- [PROMPT] If a line in the data has the string "JSON", please show it.

- [RECORDS SUPPLIED]
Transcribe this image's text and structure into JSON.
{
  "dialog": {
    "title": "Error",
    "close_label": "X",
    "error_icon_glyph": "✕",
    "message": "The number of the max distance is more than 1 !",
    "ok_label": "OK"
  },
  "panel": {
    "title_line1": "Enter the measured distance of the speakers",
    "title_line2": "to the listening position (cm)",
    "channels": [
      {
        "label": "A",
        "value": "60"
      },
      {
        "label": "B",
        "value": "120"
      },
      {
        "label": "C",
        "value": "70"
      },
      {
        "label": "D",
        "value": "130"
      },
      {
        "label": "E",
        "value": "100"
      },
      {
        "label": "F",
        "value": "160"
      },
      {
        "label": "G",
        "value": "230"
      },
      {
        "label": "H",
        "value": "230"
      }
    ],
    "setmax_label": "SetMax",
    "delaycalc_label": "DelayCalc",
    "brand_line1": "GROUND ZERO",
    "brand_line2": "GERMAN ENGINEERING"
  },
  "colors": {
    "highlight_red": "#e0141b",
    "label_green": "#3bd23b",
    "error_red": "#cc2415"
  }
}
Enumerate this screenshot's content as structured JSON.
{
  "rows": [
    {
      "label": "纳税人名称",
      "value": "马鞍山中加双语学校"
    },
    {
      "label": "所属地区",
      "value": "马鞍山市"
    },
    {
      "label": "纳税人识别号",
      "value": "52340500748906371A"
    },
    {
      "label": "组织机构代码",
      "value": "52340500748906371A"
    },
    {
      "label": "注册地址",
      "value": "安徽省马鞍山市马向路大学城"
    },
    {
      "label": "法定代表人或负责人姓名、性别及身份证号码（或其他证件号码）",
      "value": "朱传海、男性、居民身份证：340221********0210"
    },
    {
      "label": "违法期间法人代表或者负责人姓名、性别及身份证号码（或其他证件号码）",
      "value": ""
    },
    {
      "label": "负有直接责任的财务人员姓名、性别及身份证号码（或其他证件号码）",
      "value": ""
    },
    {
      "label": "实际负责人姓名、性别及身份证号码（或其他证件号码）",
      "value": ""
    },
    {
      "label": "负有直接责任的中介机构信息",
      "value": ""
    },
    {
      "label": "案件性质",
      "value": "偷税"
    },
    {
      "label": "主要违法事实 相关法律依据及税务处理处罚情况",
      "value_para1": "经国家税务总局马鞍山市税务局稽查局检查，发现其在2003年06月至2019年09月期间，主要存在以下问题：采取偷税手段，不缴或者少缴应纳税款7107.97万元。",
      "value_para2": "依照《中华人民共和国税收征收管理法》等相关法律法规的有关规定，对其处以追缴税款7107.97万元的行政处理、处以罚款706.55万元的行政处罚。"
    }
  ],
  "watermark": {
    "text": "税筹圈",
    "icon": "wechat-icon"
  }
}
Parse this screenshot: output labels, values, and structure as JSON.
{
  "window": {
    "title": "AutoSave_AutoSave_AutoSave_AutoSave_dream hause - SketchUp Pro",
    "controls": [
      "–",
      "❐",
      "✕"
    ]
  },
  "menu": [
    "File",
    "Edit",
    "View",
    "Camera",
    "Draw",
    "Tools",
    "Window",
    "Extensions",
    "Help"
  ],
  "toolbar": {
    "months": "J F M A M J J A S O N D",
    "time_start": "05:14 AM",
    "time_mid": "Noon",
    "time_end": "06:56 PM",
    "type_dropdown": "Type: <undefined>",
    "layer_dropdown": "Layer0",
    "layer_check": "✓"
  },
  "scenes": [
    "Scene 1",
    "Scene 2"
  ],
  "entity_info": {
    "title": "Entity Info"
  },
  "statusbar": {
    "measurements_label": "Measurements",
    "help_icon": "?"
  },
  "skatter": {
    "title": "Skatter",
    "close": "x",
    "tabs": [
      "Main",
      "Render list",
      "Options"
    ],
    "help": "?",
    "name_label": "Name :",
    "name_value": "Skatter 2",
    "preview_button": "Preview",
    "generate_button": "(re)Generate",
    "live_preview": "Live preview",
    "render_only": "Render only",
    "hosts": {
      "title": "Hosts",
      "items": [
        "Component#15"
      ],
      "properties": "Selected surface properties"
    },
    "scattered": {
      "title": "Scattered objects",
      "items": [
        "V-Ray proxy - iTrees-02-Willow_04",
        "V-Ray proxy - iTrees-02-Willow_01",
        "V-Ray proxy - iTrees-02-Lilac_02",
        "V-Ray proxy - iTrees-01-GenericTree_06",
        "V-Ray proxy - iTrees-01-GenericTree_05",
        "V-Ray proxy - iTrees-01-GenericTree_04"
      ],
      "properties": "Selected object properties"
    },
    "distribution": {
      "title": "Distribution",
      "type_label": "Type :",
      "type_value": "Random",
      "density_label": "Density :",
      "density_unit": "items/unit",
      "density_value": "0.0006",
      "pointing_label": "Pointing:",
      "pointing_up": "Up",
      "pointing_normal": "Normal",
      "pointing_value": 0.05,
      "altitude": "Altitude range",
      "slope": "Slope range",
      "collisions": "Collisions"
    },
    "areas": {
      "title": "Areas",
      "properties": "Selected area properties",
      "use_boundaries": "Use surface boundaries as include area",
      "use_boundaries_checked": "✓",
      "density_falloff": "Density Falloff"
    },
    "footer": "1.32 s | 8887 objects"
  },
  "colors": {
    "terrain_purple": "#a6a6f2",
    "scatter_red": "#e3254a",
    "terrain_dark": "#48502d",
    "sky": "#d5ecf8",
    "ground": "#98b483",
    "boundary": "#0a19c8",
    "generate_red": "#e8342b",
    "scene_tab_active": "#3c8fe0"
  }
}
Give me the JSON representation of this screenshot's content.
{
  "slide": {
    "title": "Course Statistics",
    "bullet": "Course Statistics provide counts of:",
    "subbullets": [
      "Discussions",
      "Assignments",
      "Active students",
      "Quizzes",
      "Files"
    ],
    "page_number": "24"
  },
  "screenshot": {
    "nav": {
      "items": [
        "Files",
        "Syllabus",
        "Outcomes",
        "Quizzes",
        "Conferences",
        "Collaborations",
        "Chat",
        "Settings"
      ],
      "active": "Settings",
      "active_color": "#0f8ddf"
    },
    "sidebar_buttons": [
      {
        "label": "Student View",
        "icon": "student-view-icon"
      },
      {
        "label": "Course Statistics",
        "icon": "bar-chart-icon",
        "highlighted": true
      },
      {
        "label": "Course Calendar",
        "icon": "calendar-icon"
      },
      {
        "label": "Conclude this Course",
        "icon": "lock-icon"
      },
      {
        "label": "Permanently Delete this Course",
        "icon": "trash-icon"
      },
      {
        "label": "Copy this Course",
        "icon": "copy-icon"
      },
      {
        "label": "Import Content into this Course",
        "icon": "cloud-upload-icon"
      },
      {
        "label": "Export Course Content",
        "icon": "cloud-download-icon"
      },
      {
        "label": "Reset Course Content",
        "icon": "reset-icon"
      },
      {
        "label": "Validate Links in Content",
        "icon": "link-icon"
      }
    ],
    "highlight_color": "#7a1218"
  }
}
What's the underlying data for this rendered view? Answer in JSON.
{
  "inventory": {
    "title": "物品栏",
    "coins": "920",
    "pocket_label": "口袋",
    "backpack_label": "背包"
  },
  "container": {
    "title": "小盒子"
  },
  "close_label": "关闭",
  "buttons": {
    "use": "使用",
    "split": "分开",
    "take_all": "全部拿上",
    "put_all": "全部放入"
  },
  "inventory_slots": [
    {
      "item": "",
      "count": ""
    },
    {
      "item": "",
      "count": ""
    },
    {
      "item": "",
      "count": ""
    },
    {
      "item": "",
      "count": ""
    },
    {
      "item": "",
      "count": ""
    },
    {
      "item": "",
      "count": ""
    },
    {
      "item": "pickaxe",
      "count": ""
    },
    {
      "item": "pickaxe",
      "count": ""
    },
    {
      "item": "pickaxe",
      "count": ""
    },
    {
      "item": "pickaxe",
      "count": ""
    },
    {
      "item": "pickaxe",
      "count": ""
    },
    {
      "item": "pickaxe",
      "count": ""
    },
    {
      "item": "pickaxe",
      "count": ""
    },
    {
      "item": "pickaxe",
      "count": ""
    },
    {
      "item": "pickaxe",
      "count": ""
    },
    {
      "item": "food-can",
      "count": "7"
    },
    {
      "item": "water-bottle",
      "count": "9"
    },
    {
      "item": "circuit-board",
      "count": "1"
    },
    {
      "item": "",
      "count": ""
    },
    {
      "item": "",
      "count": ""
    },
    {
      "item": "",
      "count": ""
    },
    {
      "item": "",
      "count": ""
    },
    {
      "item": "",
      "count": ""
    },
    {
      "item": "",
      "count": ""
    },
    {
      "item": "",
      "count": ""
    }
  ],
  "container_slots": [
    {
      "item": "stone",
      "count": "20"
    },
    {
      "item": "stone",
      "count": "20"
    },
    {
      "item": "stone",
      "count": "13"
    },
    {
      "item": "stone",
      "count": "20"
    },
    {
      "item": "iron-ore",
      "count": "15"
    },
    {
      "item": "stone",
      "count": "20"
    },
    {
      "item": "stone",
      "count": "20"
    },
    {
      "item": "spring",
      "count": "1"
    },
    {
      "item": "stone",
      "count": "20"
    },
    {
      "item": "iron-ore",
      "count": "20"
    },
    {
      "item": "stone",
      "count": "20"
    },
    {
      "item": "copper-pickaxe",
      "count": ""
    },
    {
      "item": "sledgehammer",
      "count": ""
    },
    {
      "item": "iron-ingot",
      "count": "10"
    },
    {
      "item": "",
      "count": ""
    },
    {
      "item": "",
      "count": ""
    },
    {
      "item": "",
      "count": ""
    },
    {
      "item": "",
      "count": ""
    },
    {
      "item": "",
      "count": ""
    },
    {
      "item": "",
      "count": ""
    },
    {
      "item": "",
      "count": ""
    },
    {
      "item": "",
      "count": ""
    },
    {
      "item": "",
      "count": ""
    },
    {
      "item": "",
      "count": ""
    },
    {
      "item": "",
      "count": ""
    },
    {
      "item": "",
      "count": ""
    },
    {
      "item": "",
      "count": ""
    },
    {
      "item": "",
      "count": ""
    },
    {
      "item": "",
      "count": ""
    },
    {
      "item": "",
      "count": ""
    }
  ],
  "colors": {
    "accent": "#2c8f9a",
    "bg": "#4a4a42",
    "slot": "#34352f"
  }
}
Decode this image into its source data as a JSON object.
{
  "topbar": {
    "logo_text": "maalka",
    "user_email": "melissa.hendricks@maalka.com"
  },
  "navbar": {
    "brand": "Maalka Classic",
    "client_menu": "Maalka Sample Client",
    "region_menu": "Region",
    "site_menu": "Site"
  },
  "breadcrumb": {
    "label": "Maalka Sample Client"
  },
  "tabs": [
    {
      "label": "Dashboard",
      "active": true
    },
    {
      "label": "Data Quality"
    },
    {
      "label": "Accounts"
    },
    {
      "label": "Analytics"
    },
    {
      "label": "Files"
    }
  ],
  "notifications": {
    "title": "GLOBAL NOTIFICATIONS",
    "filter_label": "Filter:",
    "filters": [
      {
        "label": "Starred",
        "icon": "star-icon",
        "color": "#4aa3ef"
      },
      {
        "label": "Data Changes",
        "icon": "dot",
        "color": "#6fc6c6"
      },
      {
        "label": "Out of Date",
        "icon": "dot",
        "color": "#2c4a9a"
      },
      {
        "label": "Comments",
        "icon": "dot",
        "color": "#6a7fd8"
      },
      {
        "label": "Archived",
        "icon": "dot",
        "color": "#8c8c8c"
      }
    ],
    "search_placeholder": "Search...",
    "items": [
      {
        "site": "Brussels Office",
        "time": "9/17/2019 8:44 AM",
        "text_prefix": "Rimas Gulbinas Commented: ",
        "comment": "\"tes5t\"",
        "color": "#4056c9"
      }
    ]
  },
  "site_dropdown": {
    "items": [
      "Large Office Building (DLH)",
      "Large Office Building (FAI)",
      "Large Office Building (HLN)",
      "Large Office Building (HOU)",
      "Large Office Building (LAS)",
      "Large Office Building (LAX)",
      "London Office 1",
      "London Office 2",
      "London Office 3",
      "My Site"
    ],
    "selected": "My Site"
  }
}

- [SOLUTION TO THIS TASK]
Transcribe this image's text and structure into JSON.
Enumerate this screenshot's content as structured JSON.
Parse this screenshot: output labels, values, and structure as JSON.
Give me the JSON representation of this screenshot's content.
What's the underlying data for this rendered view? Answer in JSON.
Decode this image into its source data as a JSON object.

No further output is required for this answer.